It seems odd – maybe contrary to some netiquette that forbids self-publicity – to repost a blog, but with Dave Aldridge‘s appearance to discuss remembrance in Cambridge (and in general) still very current, I want to return to the noxious growlings of Gove against “Blackadder history” and how I looked at this in a blog post earlier. Here it is, with its warning that “it is not only ancient history that makes myths.” This isn’t really about Gove, or the trenches, or the youths who will dress up and march in streets and square next month, but about how we seek to mythologise bloody episodes as part of our story of belonging. Glorious victory at Rochester, Brunanburh, Hastings, the “famous victory” at Blenheim, Prestonpans, Amiens and the Somme , the Baltic? Which is the most relevant now? How do we use these stories? Is Hastings an awful warning about the dreadful continentals or a defining moment in land ownership and language? Is the Somme a warning never to trust politicians’ manipulation of the people or a blow for the freedom of Europe?
Yesterday was the 84th birthday of the great Alan Garner, and as I look at his work, and mindful of my blog post on fiction, memory and Roman Britain, the work of Rosemary Sutcliff, and then think of the Battle of Hastings, remembered last week, and the battles of more recent times we celebrate (is that the word?) in the Remembrance season I think I want just to add some of his thoughts on memory and landscape from The Voice That Thunders. In the first section, from the essay “Inner Time” Garner looks bleakly at the American myth, contrasted with his vision of Europe where myth is richly layered:
Man is an animal that tests boundaries. He is a ‘mearcstapa,” “boundary strider,” and the nature of myth is to help him understand boundaries, to cross them and to comprehend the new; so that, whenever Man reaches out , it is myth that supports him with a truth that is constant, although names and shapes may change… The Biblical, the Epic, the Romantic, the Gothic are all merestones, boundary markers, of their day and the pointers of ours. Three hundred years ago, the mystery was in the greenwood; last century, the nearest grave; now the nearest galaxy…
And then in his essay on Strandloper, he returns to his task in celebrating the autochthonic ideals of language and people and history in the First Peoples in Australia and in his native Cheshire:
[I have been trying] to celebrate the land and tongue of a culture that has been marginalised by a metropolitan intellectualism, that churns out canonical writers…who draw on the library, ignorant of the land; on the head, bereft of the heart. For true reading is creativity: the willingness to look into the open hand of the writer and to see what may, or may not, be there…

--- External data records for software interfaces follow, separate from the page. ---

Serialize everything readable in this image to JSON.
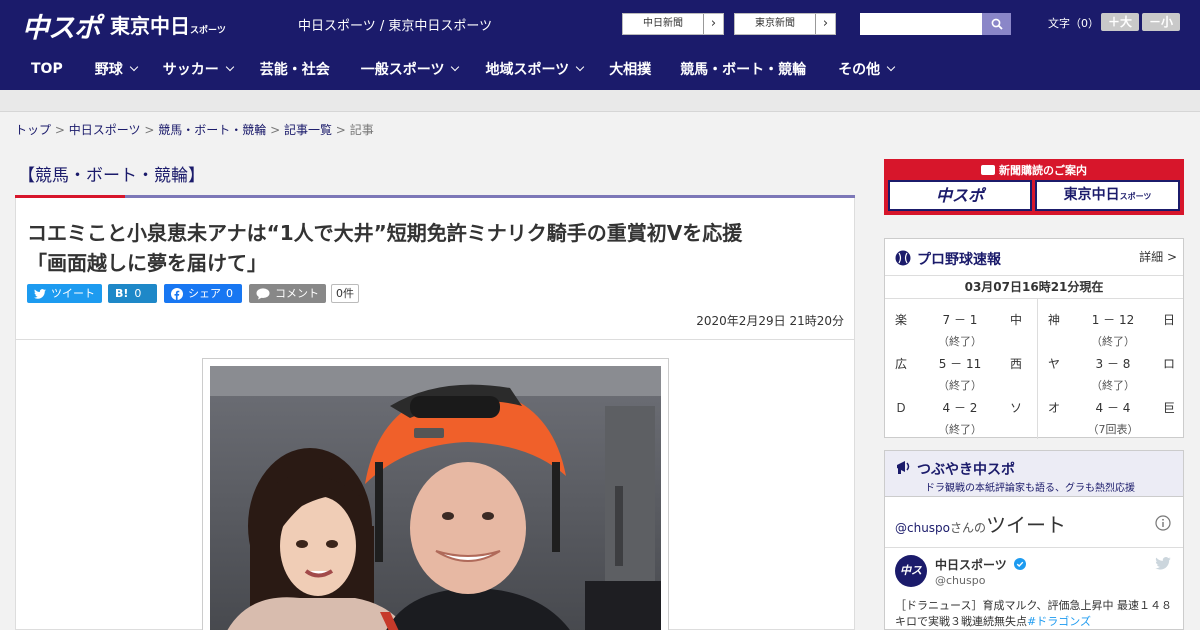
{
  "header": {
    "logo_main": "中スポ",
    "logo_sub": "東京中日",
    "logo_sub_small": "スポーツ",
    "site_title": "中日スポーツ / 東京中日スポーツ",
    "ext_links": [
      {
        "label": "中日新聞"
      },
      {
        "label": "東京新聞"
      }
    ],
    "search_placeholder": "",
    "font_size": {
      "label": "文字（0）",
      "larger": "＋大",
      "smaller": "－小"
    }
  },
  "nav": {
    "items": [
      {
        "label": "TOP",
        "has_dropdown": false
      },
      {
        "label": "野球",
        "has_dropdown": true
      },
      {
        "label": "サッカー",
        "has_dropdown": true
      },
      {
        "label": "芸能・社会",
        "has_dropdown": false
      },
      {
        "label": "一般スポーツ",
        "has_dropdown": true
      },
      {
        "label": "地域スポーツ",
        "has_dropdown": true
      },
      {
        "label": "大相撲",
        "has_dropdown": false
      },
      {
        "label": "競馬・ボート・競輪",
        "has_dropdown": false
      },
      {
        "label": "その他",
        "has_dropdown": true
      }
    ]
  },
  "breadcrumb": {
    "items": [
      "トップ",
      "中日スポーツ",
      "競馬・ボート・競輪",
      "記事一覧"
    ],
    "current": "記事",
    "separator": ">"
  },
  "article": {
    "section": "【競馬・ボート・競輪】",
    "headline_line1": "コエミこと小泉恵未アナは“1人で大井”短期免許ミナリク騎手の重賞初Vを応援",
    "headline_line2": "「画面越しに夢を届けて」",
    "share": {
      "tweet": "ツイート",
      "hatena_icon": "B!",
      "hatena_count": "0",
      "facebook": "シェア",
      "facebook_count": "0",
      "comment": "コメント",
      "comment_count": "0件"
    },
    "date": "2020年2月29日 21時20分"
  },
  "sidebar": {
    "ad": {
      "title": "新聞購読のご案内",
      "logo_left": "中スポ",
      "logo_right": "東京中日",
      "logo_right_small": "スポーツ"
    },
    "baseball": {
      "title": "プロ野球速報",
      "detail": "詳細 >",
      "timestamp": "03月07日16時21分現在",
      "games": [
        {
          "home": "楽",
          "score": "7 － 1",
          "away": "中",
          "status": "（終了）"
        },
        {
          "home": "神",
          "score": "1 － 12",
          "away": "日",
          "status": "（終了）"
        },
        {
          "home": "広",
          "score": "5 － 11",
          "away": "西",
          "status": "（終了）"
        },
        {
          "home": "ヤ",
          "score": "3 － 8",
          "away": "ロ",
          "status": "（終了）"
        },
        {
          "home": "Ｄ",
          "score": "4 － 2",
          "away": "ソ",
          "status": "（終了）"
        },
        {
          "home": "オ",
          "score": "4 － 4",
          "away": "巨",
          "status": "（7回表）"
        }
      ]
    },
    "tweets": {
      "title": "つぶやき中スポ",
      "subtitle": "ドラ観戦の本紙評論家も語る、グラも熱烈応援",
      "handle": "@chuspo",
      "handle_suffix": "さんの",
      "heading": "ツイート",
      "avatar_text": "中スポ",
      "author_name": "中日スポーツ",
      "author_handle": "@chuspo",
      "text": "［ドラニュース］育成マルク、評価急上昇中 最速１４８キロで実戦３戦連続無失点",
      "hashtag": "#ドラゴンズ"
    }
  }
}
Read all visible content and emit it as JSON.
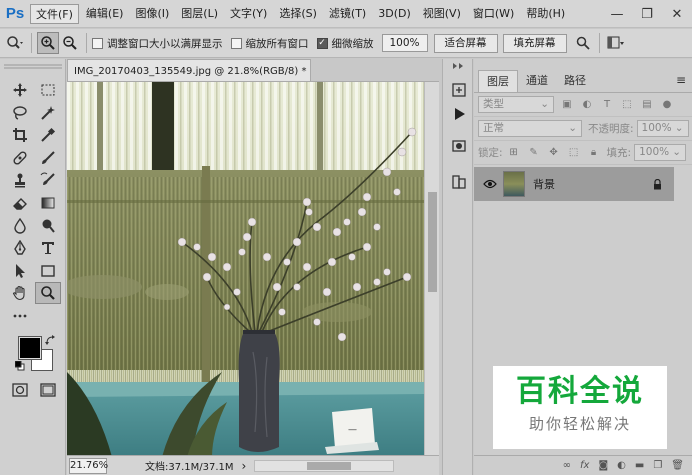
{
  "app": {
    "logo": "Ps"
  },
  "menu": [
    {
      "label": "文件(F)",
      "active": true
    },
    {
      "label": "编辑(E)"
    },
    {
      "label": "图像(I)"
    },
    {
      "label": "图层(L)"
    },
    {
      "label": "文字(Y)"
    },
    {
      "label": "选择(S)"
    },
    {
      "label": "滤镜(T)"
    },
    {
      "label": "3D(D)"
    },
    {
      "label": "视图(V)"
    },
    {
      "label": "窗口(W)"
    },
    {
      "label": "帮助(H)"
    }
  ],
  "window_controls": {
    "minimize": "—",
    "restore": "❐",
    "close": "✕"
  },
  "options": {
    "resize_windows": "调整窗口大小以满屏显示",
    "zoom_all_windows": "缩放所有窗口",
    "scrubby_zoom": "细微缩放",
    "zoom_value": "100%",
    "fit_screen": "适合屏幕",
    "fill_screen": "填充屏幕"
  },
  "document": {
    "tab_title": "IMG_20170403_135549.jpg @ 21.8%(RGB/8) *",
    "close": "×",
    "status_zoom": "21.76%",
    "status_doc": "文档:37.1M/37.1M",
    "status_arrow": "›"
  },
  "layers_panel": {
    "tabs": [
      "图层",
      "通道",
      "路径"
    ],
    "filter_kind": "类型",
    "blend_mode": "正常",
    "opacity_label": "不透明度:",
    "opacity_value": "100%",
    "lock_label": "锁定:",
    "fill_label": "填充:",
    "fill_value": "100%",
    "layer_name": "背景"
  },
  "watermark": {
    "title": "百科全说",
    "subtitle": "助你轻松解决"
  },
  "colors": {
    "foreground": "#000000",
    "background": "#ffffff",
    "ps_blue": "#1a6fc4",
    "watermark_green": "#14a83b"
  }
}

Garner has the energy, skill and creativity to be the offerer, the writer who presents us with ideas and wisdom and myth and legend. Perhaps I was wrong in my earlier blog to have thrown all of this into a store room full of the “chill of secrets;” maybe the fiction writer – and the Remembrance marchers and the people protesting – is looking for the defining myth still. Just as the people recovering from the 1914-18 conflict rediscovered land and landscape – returning to a mixture of visions of pastoral and homes fit for heroes – maybe the scambling and unquiet time we are in demands of us a new view of what we mean by “home” and a world we feel at home in.
The trouble is that myths are always shifting: flora changes on the Cheshire hills of Garner and the borders of Sutcliff; we need to read our landscape as closely as the text an author proposes –
The pity is that idiots have driven a chariot of the gods through the great wonders and the true mystery.